Web page and app entries
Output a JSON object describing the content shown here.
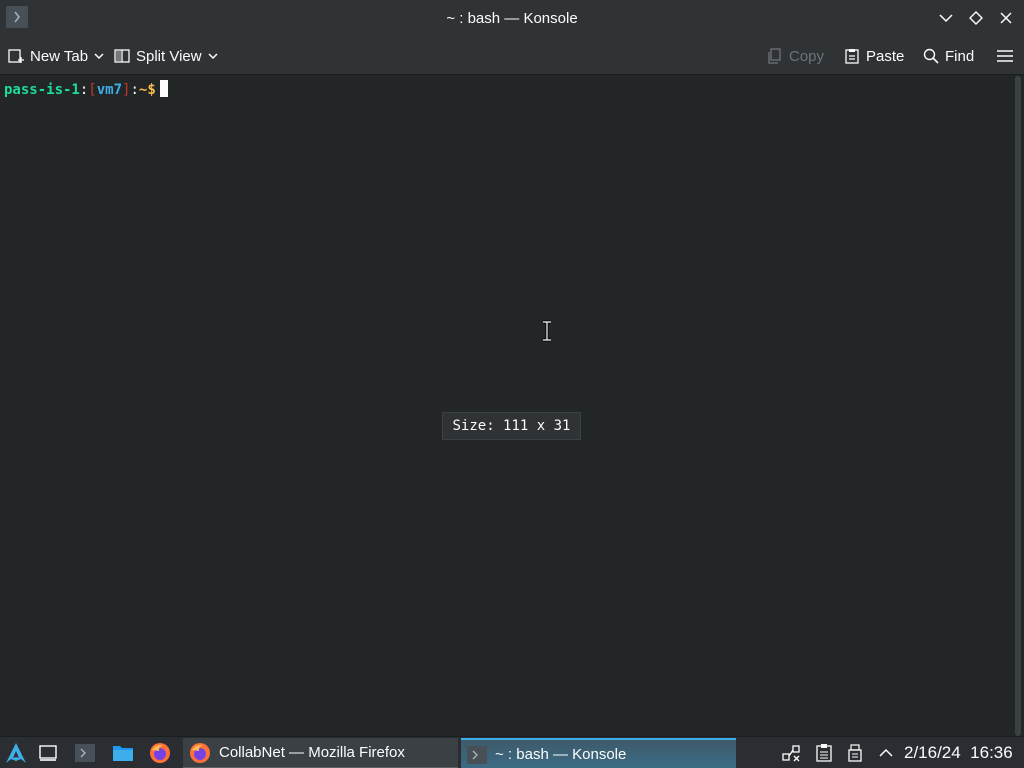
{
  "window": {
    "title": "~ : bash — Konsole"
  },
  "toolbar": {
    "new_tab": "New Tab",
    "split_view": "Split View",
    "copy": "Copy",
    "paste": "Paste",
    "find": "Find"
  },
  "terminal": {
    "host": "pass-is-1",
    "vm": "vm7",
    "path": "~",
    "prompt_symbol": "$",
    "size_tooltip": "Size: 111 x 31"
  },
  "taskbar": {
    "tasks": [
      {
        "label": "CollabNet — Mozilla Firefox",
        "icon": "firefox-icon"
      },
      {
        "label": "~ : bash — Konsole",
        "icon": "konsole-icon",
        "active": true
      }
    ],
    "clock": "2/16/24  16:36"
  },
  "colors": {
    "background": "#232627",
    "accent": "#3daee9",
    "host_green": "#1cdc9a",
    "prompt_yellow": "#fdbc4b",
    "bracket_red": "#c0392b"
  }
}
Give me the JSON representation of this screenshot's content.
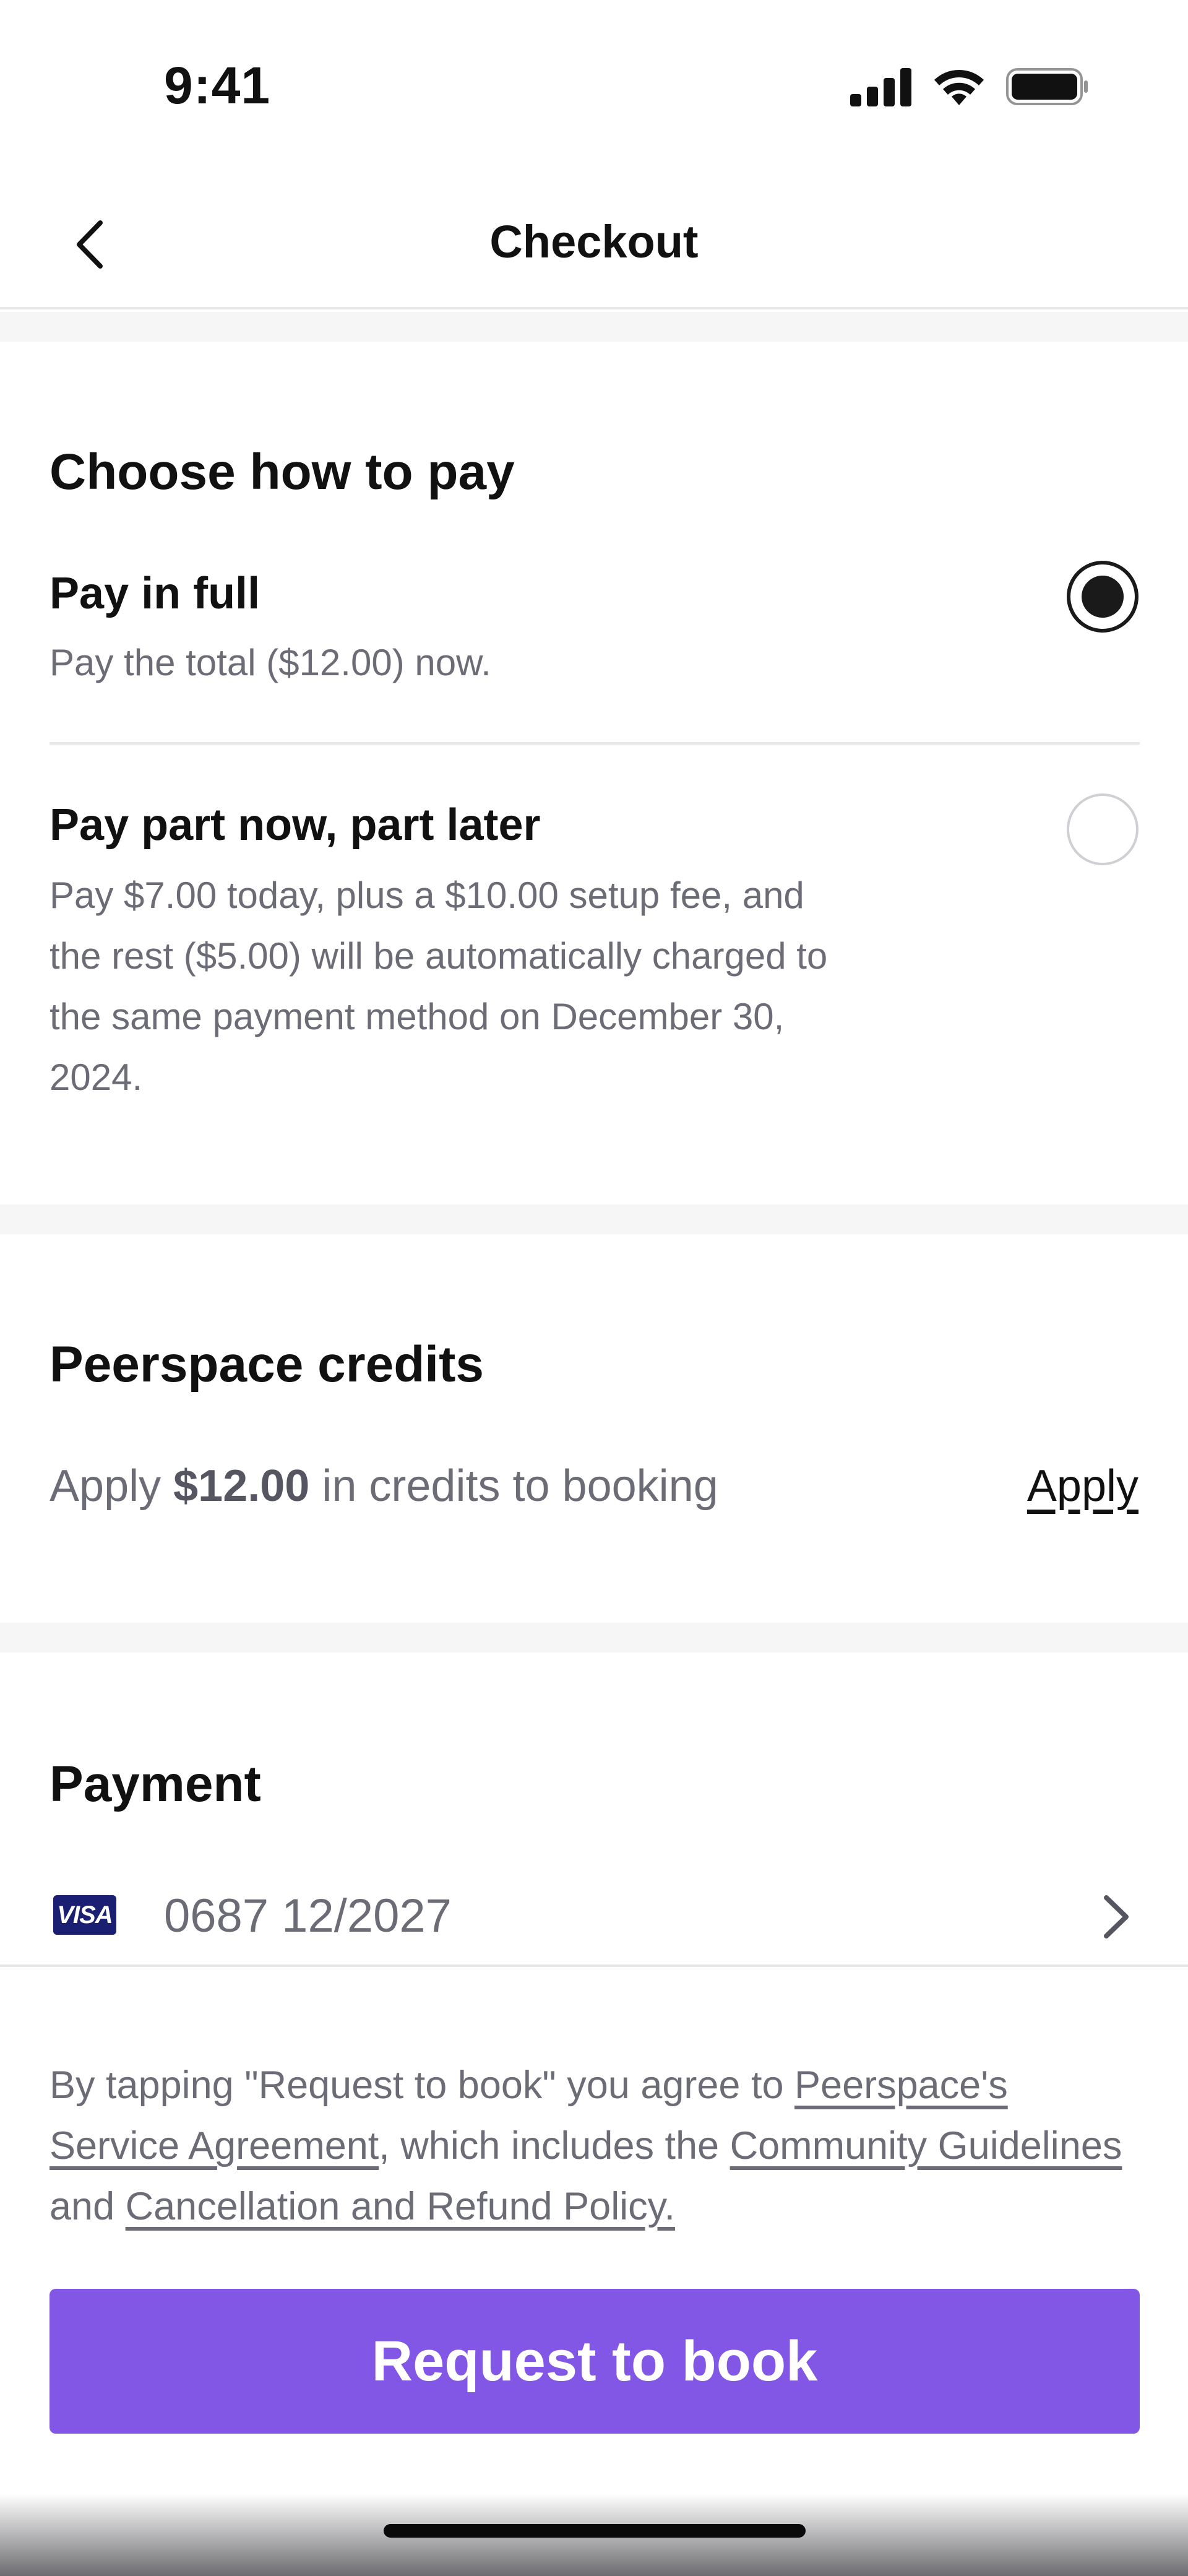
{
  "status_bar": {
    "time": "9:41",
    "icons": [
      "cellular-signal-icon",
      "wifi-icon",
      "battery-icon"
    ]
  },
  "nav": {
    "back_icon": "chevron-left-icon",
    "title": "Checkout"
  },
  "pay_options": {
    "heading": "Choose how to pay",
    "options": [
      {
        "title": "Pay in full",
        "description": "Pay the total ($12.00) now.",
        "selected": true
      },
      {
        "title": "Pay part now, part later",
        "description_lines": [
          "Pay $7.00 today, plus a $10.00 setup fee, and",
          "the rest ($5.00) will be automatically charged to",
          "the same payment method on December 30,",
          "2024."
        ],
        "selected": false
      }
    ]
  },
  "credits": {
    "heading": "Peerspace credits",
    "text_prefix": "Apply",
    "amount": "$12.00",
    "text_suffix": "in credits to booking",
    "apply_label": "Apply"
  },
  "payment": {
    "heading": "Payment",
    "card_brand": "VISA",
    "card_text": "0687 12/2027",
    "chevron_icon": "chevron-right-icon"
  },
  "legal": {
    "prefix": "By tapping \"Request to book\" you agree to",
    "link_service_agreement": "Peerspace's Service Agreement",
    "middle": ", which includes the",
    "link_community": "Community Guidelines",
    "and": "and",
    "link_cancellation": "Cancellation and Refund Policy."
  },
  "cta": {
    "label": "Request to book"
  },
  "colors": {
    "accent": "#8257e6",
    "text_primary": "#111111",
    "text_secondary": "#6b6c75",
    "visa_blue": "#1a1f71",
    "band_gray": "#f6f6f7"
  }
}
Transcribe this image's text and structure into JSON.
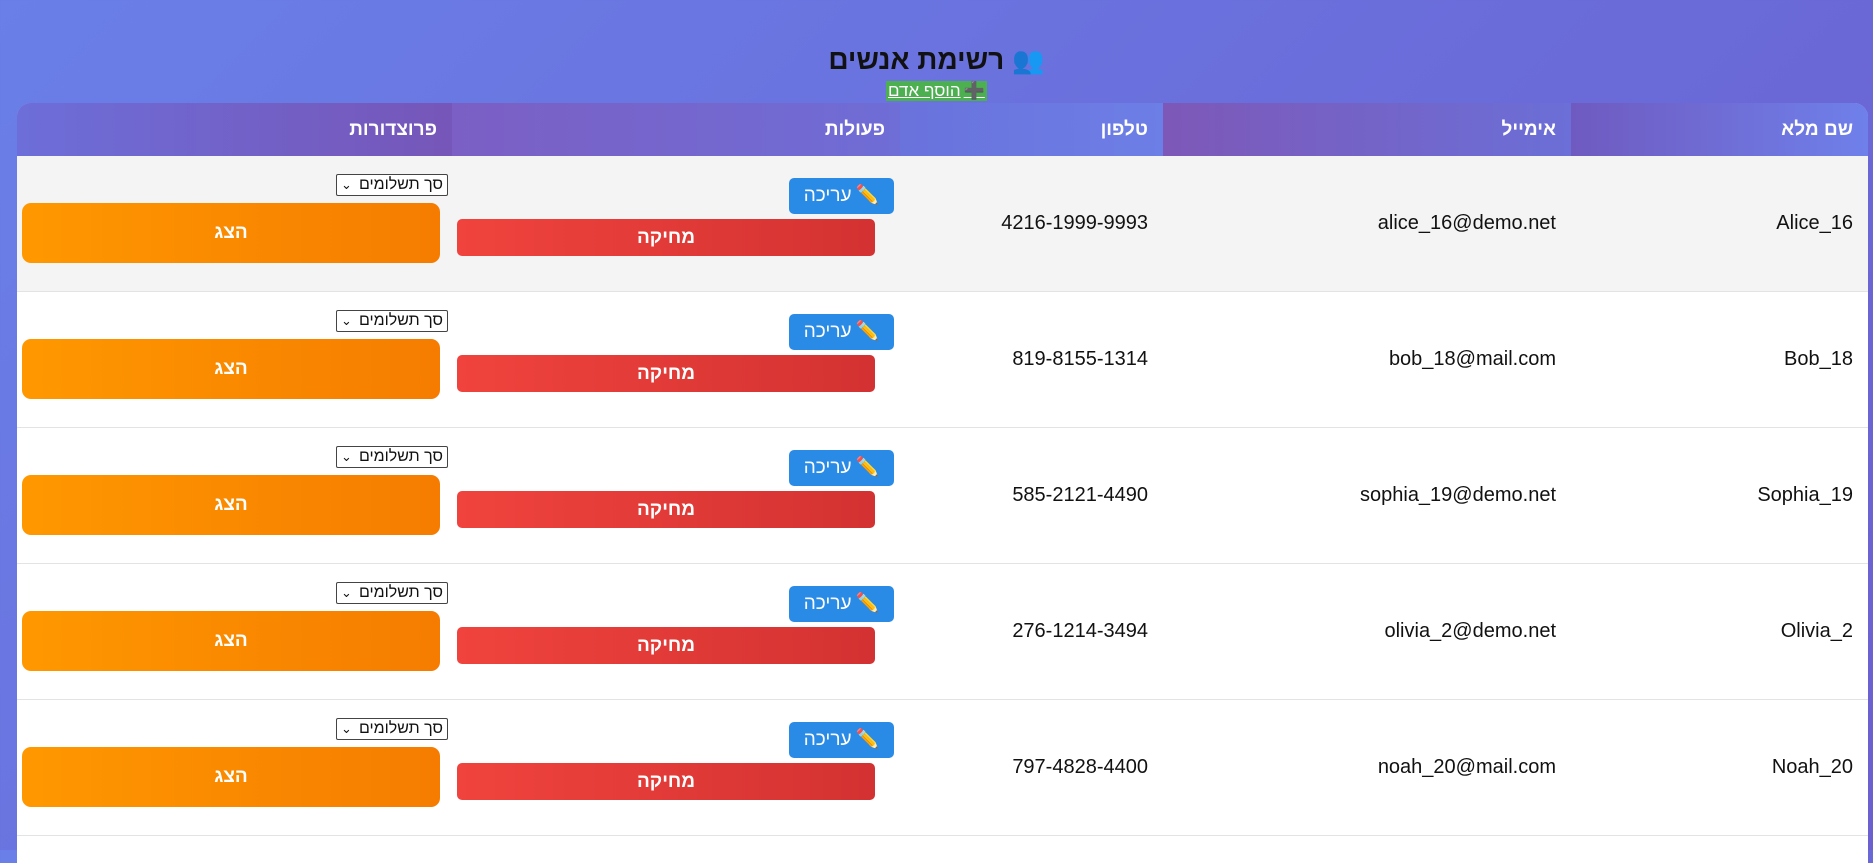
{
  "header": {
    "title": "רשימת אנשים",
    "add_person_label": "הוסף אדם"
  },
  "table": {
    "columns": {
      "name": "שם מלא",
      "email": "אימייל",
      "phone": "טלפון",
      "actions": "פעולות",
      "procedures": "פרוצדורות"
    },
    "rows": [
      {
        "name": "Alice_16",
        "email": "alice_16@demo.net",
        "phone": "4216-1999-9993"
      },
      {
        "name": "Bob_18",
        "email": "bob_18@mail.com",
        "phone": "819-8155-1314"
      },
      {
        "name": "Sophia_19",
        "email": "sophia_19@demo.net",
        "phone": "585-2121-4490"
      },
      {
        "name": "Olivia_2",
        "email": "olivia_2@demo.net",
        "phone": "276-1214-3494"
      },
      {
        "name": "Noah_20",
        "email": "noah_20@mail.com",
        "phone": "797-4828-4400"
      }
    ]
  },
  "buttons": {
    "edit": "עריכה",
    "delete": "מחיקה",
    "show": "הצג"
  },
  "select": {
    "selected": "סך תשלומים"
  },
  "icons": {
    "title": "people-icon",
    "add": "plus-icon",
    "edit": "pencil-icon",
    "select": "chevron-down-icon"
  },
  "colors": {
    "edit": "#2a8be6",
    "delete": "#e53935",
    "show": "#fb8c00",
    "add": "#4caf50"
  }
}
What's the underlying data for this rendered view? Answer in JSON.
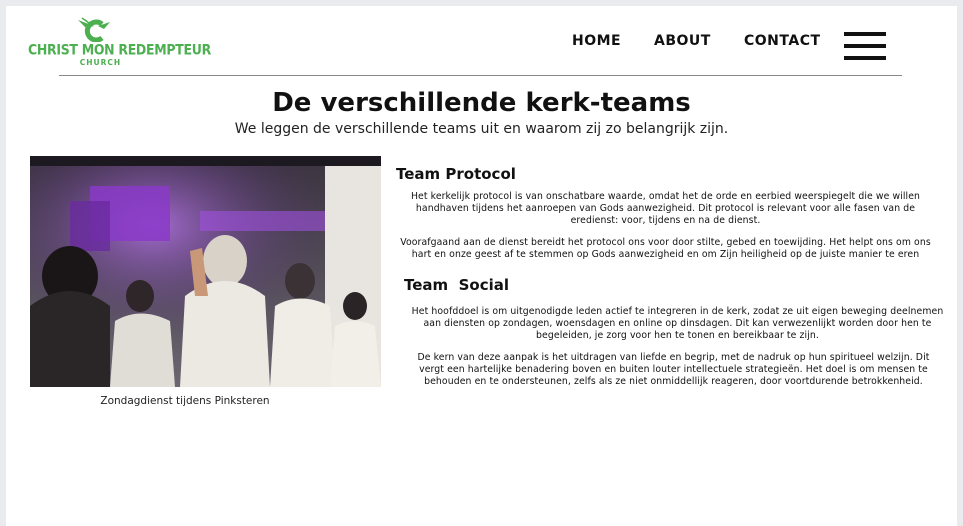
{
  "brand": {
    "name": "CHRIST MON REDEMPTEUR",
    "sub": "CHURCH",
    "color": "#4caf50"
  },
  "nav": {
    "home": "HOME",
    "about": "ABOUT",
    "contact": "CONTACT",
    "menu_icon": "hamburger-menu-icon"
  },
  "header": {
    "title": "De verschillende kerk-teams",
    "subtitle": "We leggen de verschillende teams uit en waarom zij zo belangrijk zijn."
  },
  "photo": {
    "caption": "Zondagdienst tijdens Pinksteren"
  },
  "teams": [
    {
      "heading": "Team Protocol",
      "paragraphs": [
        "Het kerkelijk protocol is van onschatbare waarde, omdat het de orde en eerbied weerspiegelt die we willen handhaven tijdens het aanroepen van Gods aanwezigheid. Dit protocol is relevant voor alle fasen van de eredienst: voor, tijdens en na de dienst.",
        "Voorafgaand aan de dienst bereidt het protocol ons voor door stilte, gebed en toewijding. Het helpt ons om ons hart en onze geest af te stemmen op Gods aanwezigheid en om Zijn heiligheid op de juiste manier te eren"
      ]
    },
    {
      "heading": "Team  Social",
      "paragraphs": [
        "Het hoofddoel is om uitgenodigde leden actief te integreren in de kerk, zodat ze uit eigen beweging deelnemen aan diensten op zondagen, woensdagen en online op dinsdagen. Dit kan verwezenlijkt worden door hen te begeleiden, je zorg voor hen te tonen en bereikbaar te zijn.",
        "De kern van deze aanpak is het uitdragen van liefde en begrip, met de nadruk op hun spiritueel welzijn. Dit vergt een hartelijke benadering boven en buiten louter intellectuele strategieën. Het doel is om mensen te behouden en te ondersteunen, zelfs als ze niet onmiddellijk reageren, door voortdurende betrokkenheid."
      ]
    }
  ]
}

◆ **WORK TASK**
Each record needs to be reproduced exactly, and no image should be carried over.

◆ **ANSWER BOX**
Output a JSON object describing the content shown here.
{
  "window": {
    "title": "~ : bash — Konsole"
  },
  "toolbar": {
    "new_tab": "New Tab",
    "split_view": "Split View",
    "copy": "Copy",
    "paste": "Paste",
    "find": "Find"
  },
  "terminal": {
    "host": "pass-is-1",
    "vm": "vm7",
    "path": "~",
    "prompt_symbol": "$",
    "size_tooltip": "Size: 111 x 31"
  },
  "taskbar": {
    "tasks": [
      {
        "label": "CollabNet — Mozilla Firefox",
        "icon": "firefox-icon"
      },
      {
        "label": "~ : bash — Konsole",
        "icon": "konsole-icon",
        "active": true
      }
    ],
    "clock": "2/16/24  16:36"
  },
  "colors": {
    "background": "#232627",
    "accent": "#3daee9",
    "host_green": "#1cdc9a",
    "prompt_yellow": "#fdbc4b",
    "bracket_red": "#c0392b"
  }
}
Give me the JSON representation of this screenshot's content.
{
  "status_bar": {
    "time": "9:41",
    "icons": [
      "cellular-signal-icon",
      "wifi-icon",
      "battery-icon"
    ]
  },
  "nav": {
    "back_icon": "chevron-left-icon",
    "title": "Checkout"
  },
  "pay_options": {
    "heading": "Choose how to pay",
    "options": [
      {
        "title": "Pay in full",
        "description": "Pay the total ($12.00) now.",
        "selected": true
      },
      {
        "title": "Pay part now, part later",
        "description_lines": [
          "Pay $7.00 today, plus a $10.00 setup fee, and",
          "the rest ($5.00) will be automatically charged to",
          "the same payment method on December 30,",
          "2024."
        ],
        "selected": false
      }
    ]
  },
  "credits": {
    "heading": "Peerspace credits",
    "text_prefix": "Apply",
    "amount": "$12.00",
    "text_suffix": "in credits to booking",
    "apply_label": "Apply"
  },
  "payment": {
    "heading": "Payment",
    "card_brand": "VISA",
    "card_text": "0687 12/2027",
    "chevron_icon": "chevron-right-icon"
  },
  "legal": {
    "prefix": "By tapping \"Request to book\" you agree to",
    "link_service_agreement": "Peerspace's Service Agreement",
    "middle": ", which includes the",
    "link_community": "Community Guidelines",
    "and": "and",
    "link_cancellation": "Cancellation and Refund Policy."
  },
  "cta": {
    "label": "Request to book"
  },
  "colors": {
    "accent": "#8257e6",
    "text_primary": "#111111",
    "text_secondary": "#6b6c75",
    "visa_blue": "#1a1f71",
    "band_gray": "#f6f6f7"
  }
}
Transcribe this image's text and structure into JSON.
{
  "header": {
    "title": "רשימת אנשים",
    "add_person_label": "הוסף אדם"
  },
  "table": {
    "columns": {
      "name": "שם מלא",
      "email": "אימייל",
      "phone": "טלפון",
      "actions": "פעולות",
      "procedures": "פרוצדורות"
    },
    "rows": [
      {
        "name": "Alice_16",
        "email": "alice_16@demo.net",
        "phone": "4216-1999-9993"
      },
      {
        "name": "Bob_18",
        "email": "bob_18@mail.com",
        "phone": "819-8155-1314"
      },
      {
        "name": "Sophia_19",
        "email": "sophia_19@demo.net",
        "phone": "585-2121-4490"
      },
      {
        "name": "Olivia_2",
        "email": "olivia_2@demo.net",
        "phone": "276-1214-3494"
      },
      {
        "name": "Noah_20",
        "email": "noah_20@mail.com",
        "phone": "797-4828-4400"
      }
    ]
  },
  "buttons": {
    "edit": "עריכה",
    "delete": "מחיקה",
    "show": "הצג"
  },
  "select": {
    "selected": "סך תשלומים"
  },
  "icons": {
    "title": "people-icon",
    "add": "plus-icon",
    "edit": "pencil-icon",
    "select": "chevron-down-icon"
  },
  "colors": {
    "edit": "#2a8be6",
    "delete": "#e53935",
    "show": "#fb8c00",
    "add": "#4caf50"
  }
}
What's the underlying data for this rendered view? Answer in JSON.
{
  "brand": {
    "name": "CHRIST MON REDEMPTEUR",
    "sub": "CHURCH",
    "color": "#4caf50"
  },
  "nav": {
    "home": "HOME",
    "about": "ABOUT",
    "contact": "CONTACT",
    "menu_icon": "hamburger-menu-icon"
  },
  "header": {
    "title": "De verschillende kerk-teams",
    "subtitle": "We leggen de verschillende teams uit en waarom zij zo belangrijk zijn."
  },
  "photo": {
    "caption": "Zondagdienst tijdens Pinksteren"
  },
  "teams": [
    {
      "heading": "Team Protocol",
      "paragraphs": [
        "Het kerkelijk protocol is van onschatbare waarde, omdat het de orde en eerbied weerspiegelt die we willen handhaven tijdens het aanroepen van Gods aanwezigheid. Dit protocol is relevant voor alle fasen van de eredienst: voor, tijdens en na de dienst.",
        "Voorafgaand aan de dienst bereidt het protocol ons voor door stilte, gebed en toewijding. Het helpt ons om ons hart en onze geest af te stemmen op Gods aanwezigheid en om Zijn heiligheid op de juiste manier te eren"
      ]
    },
    {
      "heading": "Team  Social",
      "paragraphs": [
        "Het hoofddoel is om uitgenodigde leden actief te integreren in de kerk, zodat ze uit eigen beweging deelnemen aan diensten op zondagen, woensdagen en online op dinsdagen. Dit kan verwezenlijkt worden door hen te begeleiden, je zorg voor hen te tonen en bereikbaar te zijn.",
        "De kern van deze aanpak is het uitdragen van liefde en begrip, met de nadruk op hun spiritueel welzijn. Dit vergt een hartelijke benadering boven en buiten louter intellectuele strategieën. Het doel is om mensen te behouden en te ondersteunen, zelfs als ze niet onmiddellijk reageren, door voortdurende betrokkenheid."
      ]
    }
  ]
}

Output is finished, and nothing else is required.